Founded on strong relationships
We believe this results from the close relationships which SCITT providers have with their partner schools and the consequent involvement of front-line staff in the selection of trainees and the design and delivery of training. In almost all school-led provision the recruitment of trainees is supported by practising headteachers and senior leaders who are excellently placed to identify the knowledge, skills and personal characteristics which make really good teachers. It is, therefore, unsurprising that a greater proportion of these trainees are likely to go on to take up posts within those schools.
Preparing for the change that’s coming

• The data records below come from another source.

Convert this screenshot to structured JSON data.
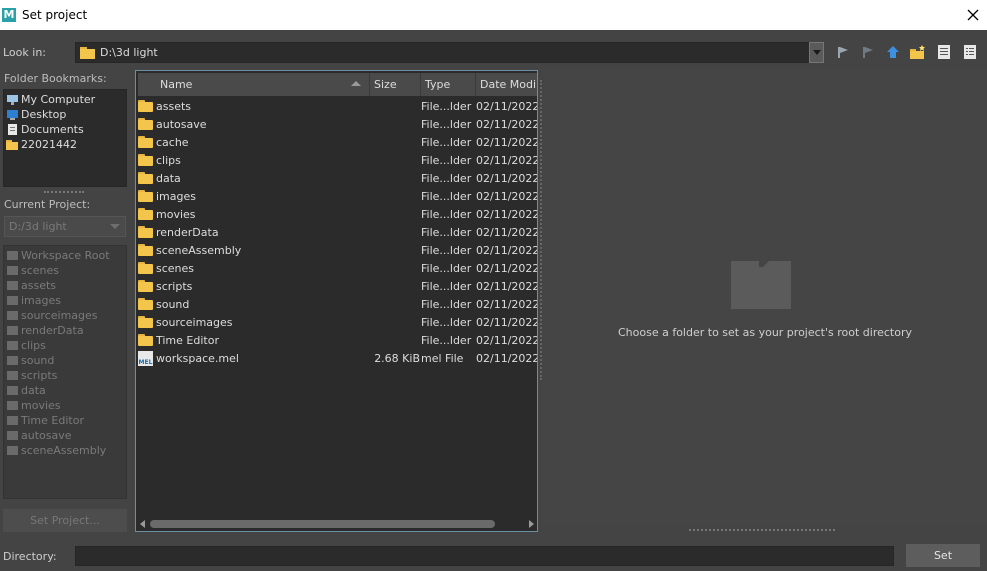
{
  "window": {
    "title": "Set project",
    "app_icon": "M"
  },
  "lookin": {
    "label": "Look in:",
    "path": "D:\\3d light",
    "toolbar_icons": [
      "back-icon",
      "forward-icon",
      "parent-directory-icon",
      "new-folder-icon",
      "list-view-icon",
      "detail-view-icon"
    ]
  },
  "bookmarks": {
    "label": "Folder Bookmarks:",
    "items": [
      {
        "label": "My Computer",
        "icon": "computer-icon"
      },
      {
        "label": "Desktop",
        "icon": "desktop-icon"
      },
      {
        "label": "Documents",
        "icon": "documents-icon"
      },
      {
        "label": "22021442",
        "icon": "folder-icon"
      }
    ]
  },
  "current_project": {
    "label": "Current Project:",
    "value": "D:/3d light",
    "workspace_items": [
      "Workspace Root",
      "scenes",
      "assets",
      "images",
      "sourceimages",
      "renderData",
      "clips",
      "sound",
      "scripts",
      "data",
      "movies",
      "Time Editor",
      "autosave",
      "sceneAssembly"
    ]
  },
  "set_project_button": "Set Project...",
  "file_list": {
    "columns": [
      "Name",
      "Size",
      "Type",
      "Date Modi"
    ],
    "rows": [
      {
        "name": "assets",
        "size": "",
        "type": "File...lder",
        "date": "02/11/2022",
        "icon": "folder"
      },
      {
        "name": "autosave",
        "size": "",
        "type": "File...lder",
        "date": "02/11/2022",
        "icon": "folder"
      },
      {
        "name": "cache",
        "size": "",
        "type": "File...lder",
        "date": "02/11/2022",
        "icon": "folder"
      },
      {
        "name": "clips",
        "size": "",
        "type": "File...lder",
        "date": "02/11/2022",
        "icon": "folder"
      },
      {
        "name": "data",
        "size": "",
        "type": "File...lder",
        "date": "02/11/2022",
        "icon": "folder"
      },
      {
        "name": "images",
        "size": "",
        "type": "File...lder",
        "date": "02/11/2022",
        "icon": "folder"
      },
      {
        "name": "movies",
        "size": "",
        "type": "File...lder",
        "date": "02/11/2022",
        "icon": "folder"
      },
      {
        "name": "renderData",
        "size": "",
        "type": "File...lder",
        "date": "02/11/2022",
        "icon": "folder"
      },
      {
        "name": "sceneAssembly",
        "size": "",
        "type": "File...lder",
        "date": "02/11/2022",
        "icon": "folder"
      },
      {
        "name": "scenes",
        "size": "",
        "type": "File...lder",
        "date": "02/11/2022",
        "icon": "folder"
      },
      {
        "name": "scripts",
        "size": "",
        "type": "File...lder",
        "date": "02/11/2022",
        "icon": "folder"
      },
      {
        "name": "sound",
        "size": "",
        "type": "File...lder",
        "date": "02/11/2022",
        "icon": "folder"
      },
      {
        "name": "sourceimages",
        "size": "",
        "type": "File...lder",
        "date": "02/11/2022",
        "icon": "folder"
      },
      {
        "name": "Time Editor",
        "size": "",
        "type": "File...lder",
        "date": "02/11/2022",
        "icon": "folder"
      },
      {
        "name": "workspace.mel",
        "size": "2.68 KiB",
        "type": "mel File",
        "date": "02/11/2022",
        "icon": "mel-file"
      }
    ]
  },
  "preview": {
    "message": "Choose a folder to set as your project's root directory"
  },
  "directory": {
    "label": "Directory:",
    "value": ""
  },
  "set_button": "Set"
}
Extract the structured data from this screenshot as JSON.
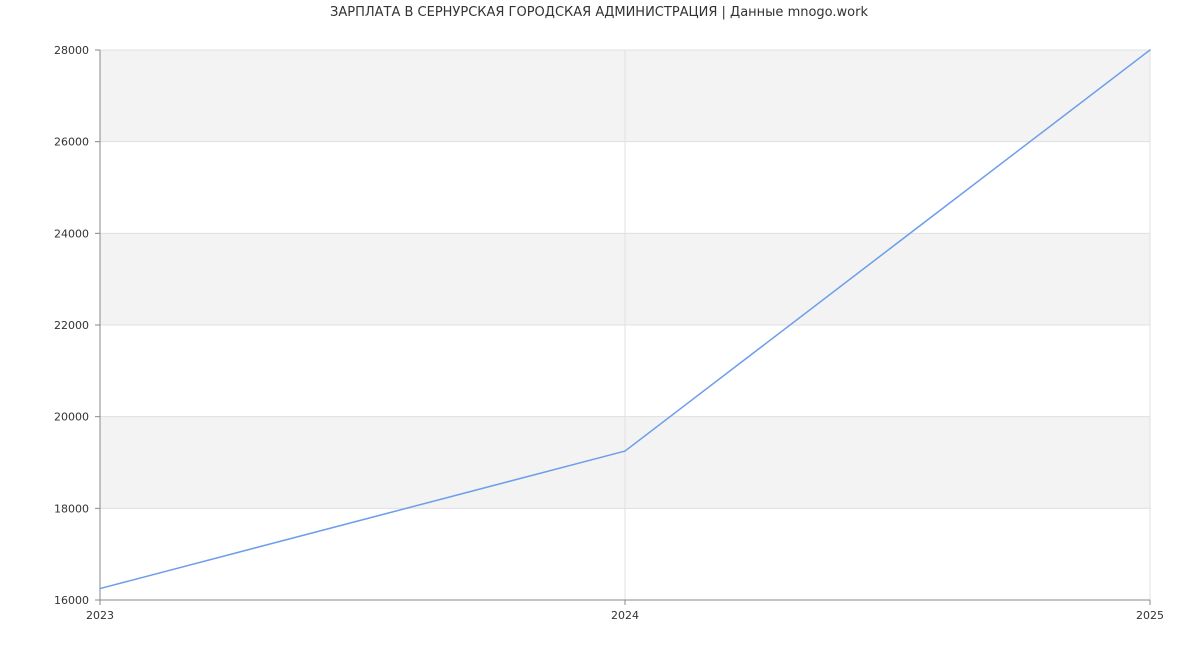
{
  "chart_data": {
    "type": "line",
    "title": "ЗАРПЛАТА В СЕРНУРСКАЯ ГОРОДСКАЯ АДМИНИСТРАЦИЯ | Данные mnogo.work",
    "xlabel": "",
    "ylabel": "",
    "x": [
      2023,
      2024,
      2025
    ],
    "x_tick_labels": [
      "2023",
      "2024",
      "2025"
    ],
    "y_ticks": [
      16000,
      18000,
      20000,
      22000,
      24000,
      26000,
      28000
    ],
    "y_tick_labels": [
      "16000",
      "18000",
      "20000",
      "22000",
      "24000",
      "26000",
      "28000"
    ],
    "xlim": [
      2023,
      2025
    ],
    "ylim": [
      16000,
      28000
    ],
    "grid": true,
    "legend": "none",
    "series": [
      {
        "values": [
          16250,
          19250,
          28000
        ],
        "color": "#6d9eeb"
      }
    ],
    "colors": {
      "band": "#f3f3f3",
      "grid": "#e0e0e0",
      "axis": "#888888"
    }
  }
}
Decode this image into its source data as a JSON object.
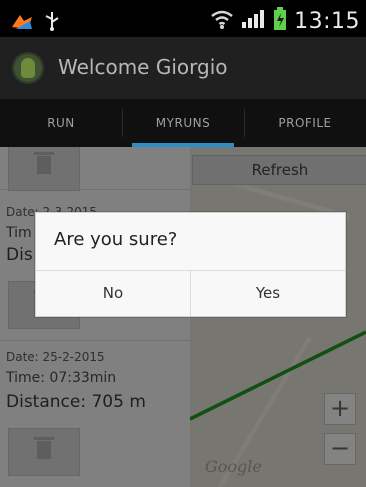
{
  "status_bar": {
    "time": "13:15",
    "icons": [
      "notification-icon",
      "usb-icon",
      "wifi-icon",
      "signal-icon",
      "battery-charging-icon"
    ],
    "battery_color": "#5fd04b"
  },
  "action_bar": {
    "title": "Welcome Giorgio"
  },
  "tabs": [
    {
      "label": "RUN",
      "active": false
    },
    {
      "label": "MYRUNS",
      "active": true
    },
    {
      "label": "PROFILE",
      "active": false
    }
  ],
  "map": {
    "refresh_label": "Refresh",
    "zoom_in_label": "+",
    "zoom_out_label": "−",
    "attribution": "Google",
    "route_color": "#1f9a1f"
  },
  "runs": [
    {
      "date": "Date: 2-3-2015",
      "time": "Tim",
      "distance": "Dis"
    },
    {
      "date": "Date: 25-2-2015",
      "time": "Time: 07:33min",
      "distance": "Distance: 705 m"
    }
  ],
  "dialog": {
    "title": "Are you sure?",
    "no_label": "No",
    "yes_label": "Yes"
  }
}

However, whilst we are keen for school business managers to understand the success of school-led teacher training provision, our role is also to help prepare them for a change that is coming. A brief skim through the history books of teacher training shows that the preference for university-led vs. school-led provision has swung back and forth like a pendulum. NASBTT is supportive of a simplification of the system and continues to encourage partnerships of schools and universities to work together. Any plans for strengthened Qualified Teacher Status (QTS), for example, should include scope for close collaboration between SCITTs and universities in planning and delivering the early career professional development in order to build on the excellent foundations being achieved.
This is a really difficult time for schools but, to make life easier, what we need to do is help the government achieve stability and clarity in the ITT system. We could, and should, be instrumental in ensuring that current ITT routes remain rigorous and train excellent practitioners for the future. School business managers have a huge role to play in guiding schools along the most effective route to doing so.